About this task — Return all lines below containing the word "target".
☆ ☆ ☆
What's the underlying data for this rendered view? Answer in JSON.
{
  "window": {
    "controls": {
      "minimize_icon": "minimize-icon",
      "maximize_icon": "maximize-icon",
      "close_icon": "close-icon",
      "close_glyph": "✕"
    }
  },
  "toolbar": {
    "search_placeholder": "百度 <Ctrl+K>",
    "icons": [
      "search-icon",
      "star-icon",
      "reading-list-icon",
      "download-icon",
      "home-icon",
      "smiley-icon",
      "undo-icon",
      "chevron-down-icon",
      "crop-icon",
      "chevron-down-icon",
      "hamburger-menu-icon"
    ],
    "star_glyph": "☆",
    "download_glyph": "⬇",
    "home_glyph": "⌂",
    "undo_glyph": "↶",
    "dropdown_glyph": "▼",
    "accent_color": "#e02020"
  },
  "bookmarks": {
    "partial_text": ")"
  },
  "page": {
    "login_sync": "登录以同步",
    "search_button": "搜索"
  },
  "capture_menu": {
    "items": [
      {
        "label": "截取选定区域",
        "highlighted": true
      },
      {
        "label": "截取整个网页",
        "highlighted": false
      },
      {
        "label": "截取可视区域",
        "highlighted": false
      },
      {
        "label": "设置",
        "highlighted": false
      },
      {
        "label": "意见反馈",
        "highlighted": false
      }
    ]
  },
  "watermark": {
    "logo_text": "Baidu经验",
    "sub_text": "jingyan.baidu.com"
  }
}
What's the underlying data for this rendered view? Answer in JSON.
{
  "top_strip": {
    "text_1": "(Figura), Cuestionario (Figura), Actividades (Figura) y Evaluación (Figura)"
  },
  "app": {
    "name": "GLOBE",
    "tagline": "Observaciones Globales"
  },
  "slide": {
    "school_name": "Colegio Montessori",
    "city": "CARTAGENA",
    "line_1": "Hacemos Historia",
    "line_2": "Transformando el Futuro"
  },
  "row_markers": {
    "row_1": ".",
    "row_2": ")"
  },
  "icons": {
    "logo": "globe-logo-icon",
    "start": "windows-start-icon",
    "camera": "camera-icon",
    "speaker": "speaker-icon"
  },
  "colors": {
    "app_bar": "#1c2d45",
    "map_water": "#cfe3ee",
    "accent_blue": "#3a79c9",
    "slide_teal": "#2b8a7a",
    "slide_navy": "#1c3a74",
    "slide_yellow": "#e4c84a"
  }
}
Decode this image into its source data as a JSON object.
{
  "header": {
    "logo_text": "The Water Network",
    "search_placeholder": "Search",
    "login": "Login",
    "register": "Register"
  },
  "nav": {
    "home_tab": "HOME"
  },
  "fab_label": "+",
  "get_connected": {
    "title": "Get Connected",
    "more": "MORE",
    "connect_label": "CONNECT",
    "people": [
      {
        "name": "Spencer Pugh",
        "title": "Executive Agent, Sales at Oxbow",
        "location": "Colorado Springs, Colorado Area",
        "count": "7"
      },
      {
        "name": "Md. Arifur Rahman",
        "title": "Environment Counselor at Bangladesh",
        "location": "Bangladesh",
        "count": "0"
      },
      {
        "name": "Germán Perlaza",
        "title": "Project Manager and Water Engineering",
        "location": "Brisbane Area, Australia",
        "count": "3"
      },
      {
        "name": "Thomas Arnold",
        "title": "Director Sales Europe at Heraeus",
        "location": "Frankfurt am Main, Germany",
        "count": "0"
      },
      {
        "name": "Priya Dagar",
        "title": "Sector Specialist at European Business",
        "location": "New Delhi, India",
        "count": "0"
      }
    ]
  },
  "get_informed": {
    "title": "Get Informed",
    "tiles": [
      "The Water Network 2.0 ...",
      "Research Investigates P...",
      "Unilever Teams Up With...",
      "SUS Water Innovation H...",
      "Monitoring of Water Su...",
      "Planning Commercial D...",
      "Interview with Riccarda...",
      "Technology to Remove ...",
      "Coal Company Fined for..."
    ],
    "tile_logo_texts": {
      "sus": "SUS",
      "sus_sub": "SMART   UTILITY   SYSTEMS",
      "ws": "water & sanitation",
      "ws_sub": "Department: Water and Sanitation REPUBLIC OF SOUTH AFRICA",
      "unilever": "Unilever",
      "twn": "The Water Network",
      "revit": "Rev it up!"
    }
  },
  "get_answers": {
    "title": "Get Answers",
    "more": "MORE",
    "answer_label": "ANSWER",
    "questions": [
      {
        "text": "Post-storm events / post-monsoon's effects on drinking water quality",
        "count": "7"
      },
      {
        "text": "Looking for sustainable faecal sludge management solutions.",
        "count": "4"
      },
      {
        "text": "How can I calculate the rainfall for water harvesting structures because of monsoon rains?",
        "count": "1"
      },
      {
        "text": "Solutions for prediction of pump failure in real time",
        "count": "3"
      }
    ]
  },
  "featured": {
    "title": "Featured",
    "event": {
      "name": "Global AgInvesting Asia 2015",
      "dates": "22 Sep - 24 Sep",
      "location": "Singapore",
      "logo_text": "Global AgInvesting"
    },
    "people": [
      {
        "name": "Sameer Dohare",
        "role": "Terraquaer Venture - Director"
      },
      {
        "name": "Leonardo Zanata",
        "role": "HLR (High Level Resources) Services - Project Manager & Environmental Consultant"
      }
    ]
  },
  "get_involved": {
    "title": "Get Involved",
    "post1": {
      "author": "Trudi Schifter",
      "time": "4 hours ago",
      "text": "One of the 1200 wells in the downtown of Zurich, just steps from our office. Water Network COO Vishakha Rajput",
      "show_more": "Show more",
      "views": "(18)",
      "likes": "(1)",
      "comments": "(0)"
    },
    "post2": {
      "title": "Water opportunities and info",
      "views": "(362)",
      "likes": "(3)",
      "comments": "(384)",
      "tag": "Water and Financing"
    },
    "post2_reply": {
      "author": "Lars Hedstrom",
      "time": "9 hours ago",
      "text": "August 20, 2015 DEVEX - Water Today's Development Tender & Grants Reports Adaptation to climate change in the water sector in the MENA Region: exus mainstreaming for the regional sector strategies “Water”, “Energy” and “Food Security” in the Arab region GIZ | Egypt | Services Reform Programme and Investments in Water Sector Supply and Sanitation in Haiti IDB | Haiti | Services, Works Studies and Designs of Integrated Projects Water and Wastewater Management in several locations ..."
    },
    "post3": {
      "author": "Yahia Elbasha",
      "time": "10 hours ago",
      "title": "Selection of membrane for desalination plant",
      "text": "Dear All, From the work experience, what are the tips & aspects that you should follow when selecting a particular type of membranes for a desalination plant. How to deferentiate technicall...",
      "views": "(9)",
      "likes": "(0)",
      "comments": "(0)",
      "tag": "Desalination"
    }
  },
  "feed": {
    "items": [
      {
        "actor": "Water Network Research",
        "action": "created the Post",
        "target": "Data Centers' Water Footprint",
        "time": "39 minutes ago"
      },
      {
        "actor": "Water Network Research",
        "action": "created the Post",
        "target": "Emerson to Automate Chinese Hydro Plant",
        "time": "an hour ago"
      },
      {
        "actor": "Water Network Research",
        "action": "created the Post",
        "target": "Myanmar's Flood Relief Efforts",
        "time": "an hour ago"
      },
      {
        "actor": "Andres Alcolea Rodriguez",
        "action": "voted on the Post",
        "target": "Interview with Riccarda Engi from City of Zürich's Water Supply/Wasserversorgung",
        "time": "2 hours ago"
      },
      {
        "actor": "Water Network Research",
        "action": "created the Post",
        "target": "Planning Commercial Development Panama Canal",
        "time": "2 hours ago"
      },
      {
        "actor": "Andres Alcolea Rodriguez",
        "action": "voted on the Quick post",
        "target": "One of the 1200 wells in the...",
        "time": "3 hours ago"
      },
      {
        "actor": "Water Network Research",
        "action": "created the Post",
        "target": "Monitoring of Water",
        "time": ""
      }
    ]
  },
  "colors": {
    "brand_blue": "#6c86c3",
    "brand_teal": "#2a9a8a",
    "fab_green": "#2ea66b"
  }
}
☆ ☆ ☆
Response —
        "target": "Data Centers' Water Footprint",
        "target": "Emerson to Automate Chinese Hydro Plant",
        "target": "Myanmar's Flood Relief Efforts",
        "target": "Interview with Riccarda Engi from City of Zürich's Water Supply/Wasserversorgung",
        "target": "Planning Commercial Development Panama Canal",
        "target": "One of the 1200 wells in the...",
        "target": "Monitoring of Water",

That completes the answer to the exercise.